--- START ---

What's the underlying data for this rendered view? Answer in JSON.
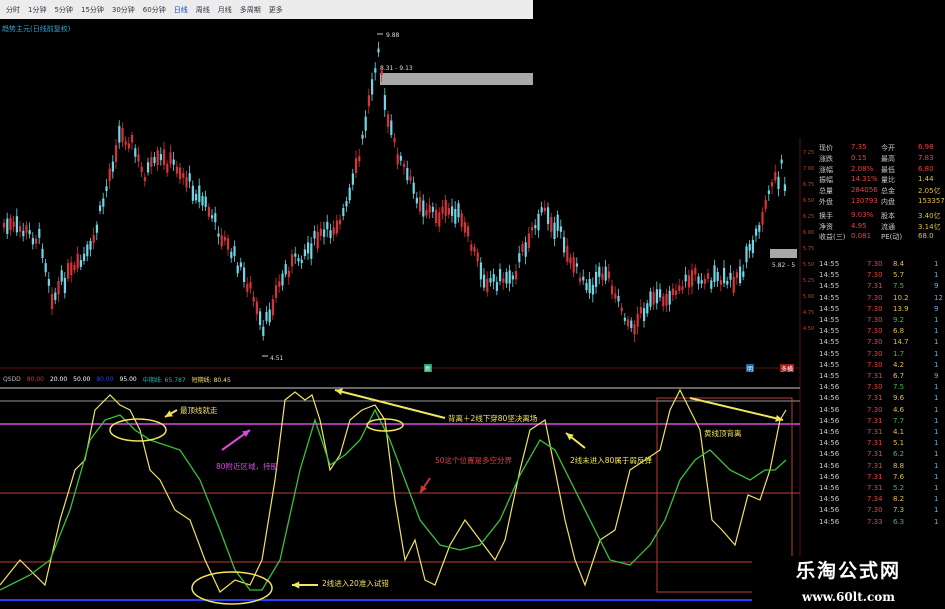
{
  "toolbar": {
    "items": [
      "分时",
      "1分钟",
      "5分钟",
      "15分钟",
      "30分钟",
      "60分钟",
      "日线",
      "周线",
      "月线",
      "多周期",
      "更多"
    ],
    "active": "日线"
  },
  "indicator_title": "趋势主元(日线前复权)",
  "price_labels": {
    "high": "9.88",
    "high_range": "8.31 - 9.13",
    "low": "4.51",
    "right": "5.82 - 5"
  },
  "markers": {
    "m1": "新",
    "m2": "明",
    "m3": "多横"
  },
  "indicator_legend": [
    "QSDD",
    "80.00",
    "20.00",
    "50.00",
    "80.00",
    "95.00",
    "中期线: 65.787",
    "短期线: 80.45"
  ],
  "annotations": {
    "a1": "最顶线就走",
    "a2": "背离＋2线下穿80坚决离场",
    "a3": "80附近区域，持股",
    "a4": "50这个位置是多空分界",
    "a5": "2线未进入80属于弱反弹",
    "a6": "黄线顶背离",
    "a7": "2线进入20准入试错"
  },
  "quote_table": {
    "labels_left": [
      "现价",
      "涨跌",
      "涨幅",
      "振幅",
      "总量",
      "外盘",
      "换手",
      "净资",
      "收益(三)"
    ],
    "values_left": [
      "7.35",
      "0.15",
      "2.08%",
      "14.31%",
      "284056",
      "130793",
      "9.03%",
      "4.95",
      "0.081"
    ],
    "labels_right": [
      "今开",
      "最高",
      "最低",
      "量比",
      "总金",
      "内盘",
      "股本",
      "流通",
      "PE(动)"
    ],
    "values_right": [
      "6.98",
      "7.83",
      "6.80",
      "1.44",
      "2.05亿",
      "153357",
      "3.40亿",
      "3.14亿",
      "68.0"
    ]
  },
  "right_axis": [
    "7.25",
    "7.00",
    "6.75",
    "6.50",
    "6.25",
    "6.00",
    "5.75",
    "5.50",
    "5.25",
    "5.00",
    "4.75",
    "4.50"
  ],
  "trades": [
    [
      "14:55",
      "7.30",
      "8.4",
      "1"
    ],
    [
      "14:55",
      "7.30",
      "5.7",
      "1"
    ],
    [
      "14:55",
      "7.31",
      "7.5",
      "9"
    ],
    [
      "14:55",
      "7.30",
      "10.2",
      "12"
    ],
    [
      "14:55",
      "7.30",
      "13.9",
      "9"
    ],
    [
      "14:55",
      "7.30",
      "9.2",
      "1"
    ],
    [
      "14:55",
      "7.30",
      "6.8",
      "1"
    ],
    [
      "14:55",
      "7.30",
      "14.7",
      "1"
    ],
    [
      "14:55",
      "7.30",
      "1.7",
      "1"
    ],
    [
      "14:55",
      "7.30",
      "4.2",
      "1"
    ],
    [
      "14:55",
      "7.31",
      "6.7",
      "9"
    ],
    [
      "14:56",
      "7.30",
      "7.5",
      "1"
    ],
    [
      "14:56",
      "7.31",
      "9.6",
      "1"
    ],
    [
      "14:56",
      "7.30",
      "4.6",
      "1"
    ],
    [
      "14:56",
      "7.31",
      "7.7",
      "1"
    ],
    [
      "14:56",
      "7.31",
      "4.1",
      "1"
    ],
    [
      "14:56",
      "7.31",
      "5.1",
      "1"
    ],
    [
      "14:56",
      "7.31",
      "6.2",
      "1"
    ],
    [
      "14:56",
      "7.31",
      "8.8",
      "1"
    ],
    [
      "14:56",
      "7.31",
      "7.6",
      "1"
    ],
    [
      "14:56",
      "7.31",
      "5.2",
      "1"
    ],
    [
      "14:56",
      "7.34",
      "8.2",
      "1"
    ],
    [
      "14:56",
      "7.30",
      "7.3",
      "1"
    ],
    [
      "14:56",
      "7.33",
      "6.3",
      "1"
    ]
  ],
  "watermark": {
    "brand": "乐淘公式网",
    "url": "www.60lt.com"
  },
  "colors": {
    "up": "#d9323a",
    "down": "#6fd6e6",
    "yellow": "#f2e45c",
    "green": "#39c23a",
    "magenta": "#d94adf",
    "red_line": "#c03a3a",
    "blue_line": "#2540ff"
  }
}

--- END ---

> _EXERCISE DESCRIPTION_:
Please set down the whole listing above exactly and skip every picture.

> _WORKED SOLUTION_:
What's the underlying data for this rendered view? Answer in JSON.
{
  "toolbar": {
    "items": [
      "分时",
      "1分钟",
      "5分钟",
      "15分钟",
      "30分钟",
      "60分钟",
      "日线",
      "周线",
      "月线",
      "多周期",
      "更多"
    ],
    "active": "日线"
  },
  "indicator_title": "趋势主元(日线前复权)",
  "price_labels": {
    "high": "9.88",
    "high_range": "8.31 - 9.13",
    "low": "4.51",
    "right": "5.82 - 5"
  },
  "markers": {
    "m1": "新",
    "m2": "明",
    "m3": "多横"
  },
  "indicator_legend": [
    "QSDD",
    "80.00",
    "20.00",
    "50.00",
    "80.00",
    "95.00",
    "中期线: 65.787",
    "短期线: 80.45"
  ],
  "annotations": {
    "a1": "最顶线就走",
    "a2": "背离＋2线下穿80坚决离场",
    "a3": "80附近区域，持股",
    "a4": "50这个位置是多空分界",
    "a5": "2线未进入80属于弱反弹",
    "a6": "黄线顶背离",
    "a7": "2线进入20准入试错"
  },
  "quote_table": {
    "labels_left": [
      "现价",
      "涨跌",
      "涨幅",
      "振幅",
      "总量",
      "外盘",
      "换手",
      "净资",
      "收益(三)"
    ],
    "values_left": [
      "7.35",
      "0.15",
      "2.08%",
      "14.31%",
      "284056",
      "130793",
      "9.03%",
      "4.95",
      "0.081"
    ],
    "labels_right": [
      "今开",
      "最高",
      "最低",
      "量比",
      "总金",
      "内盘",
      "股本",
      "流通",
      "PE(动)"
    ],
    "values_right": [
      "6.98",
      "7.83",
      "6.80",
      "1.44",
      "2.05亿",
      "153357",
      "3.40亿",
      "3.14亿",
      "68.0"
    ]
  },
  "right_axis": [
    "7.25",
    "7.00",
    "6.75",
    "6.50",
    "6.25",
    "6.00",
    "5.75",
    "5.50",
    "5.25",
    "5.00",
    "4.75",
    "4.50"
  ],
  "trades": [
    [
      "14:55",
      "7.30",
      "8.4",
      "1"
    ],
    [
      "14:55",
      "7.30",
      "5.7",
      "1"
    ],
    [
      "14:55",
      "7.31",
      "7.5",
      "9"
    ],
    [
      "14:55",
      "7.30",
      "10.2",
      "12"
    ],
    [
      "14:55",
      "7.30",
      "13.9",
      "9"
    ],
    [
      "14:55",
      "7.30",
      "9.2",
      "1"
    ],
    [
      "14:55",
      "7.30",
      "6.8",
      "1"
    ],
    [
      "14:55",
      "7.30",
      "14.7",
      "1"
    ],
    [
      "14:55",
      "7.30",
      "1.7",
      "1"
    ],
    [
      "14:55",
      "7.30",
      "4.2",
      "1"
    ],
    [
      "14:55",
      "7.31",
      "6.7",
      "9"
    ],
    [
      "14:56",
      "7.30",
      "7.5",
      "1"
    ],
    [
      "14:56",
      "7.31",
      "9.6",
      "1"
    ],
    [
      "14:56",
      "7.30",
      "4.6",
      "1"
    ],
    [
      "14:56",
      "7.31",
      "7.7",
      "1"
    ],
    [
      "14:56",
      "7.31",
      "4.1",
      "1"
    ],
    [
      "14:56",
      "7.31",
      "5.1",
      "1"
    ],
    [
      "14:56",
      "7.31",
      "6.2",
      "1"
    ],
    [
      "14:56",
      "7.31",
      "8.8",
      "1"
    ],
    [
      "14:56",
      "7.31",
      "7.6",
      "1"
    ],
    [
      "14:56",
      "7.31",
      "5.2",
      "1"
    ],
    [
      "14:56",
      "7.34",
      "8.2",
      "1"
    ],
    [
      "14:56",
      "7.30",
      "7.3",
      "1"
    ],
    [
      "14:56",
      "7.33",
      "6.3",
      "1"
    ]
  ],
  "watermark": {
    "brand": "乐淘公式网",
    "url": "www.60lt.com"
  },
  "colors": {
    "up": "#d9323a",
    "down": "#6fd6e6",
    "yellow": "#f2e45c",
    "green": "#39c23a",
    "magenta": "#d94adf",
    "red_line": "#c03a3a",
    "blue_line": "#2540ff"
  }
}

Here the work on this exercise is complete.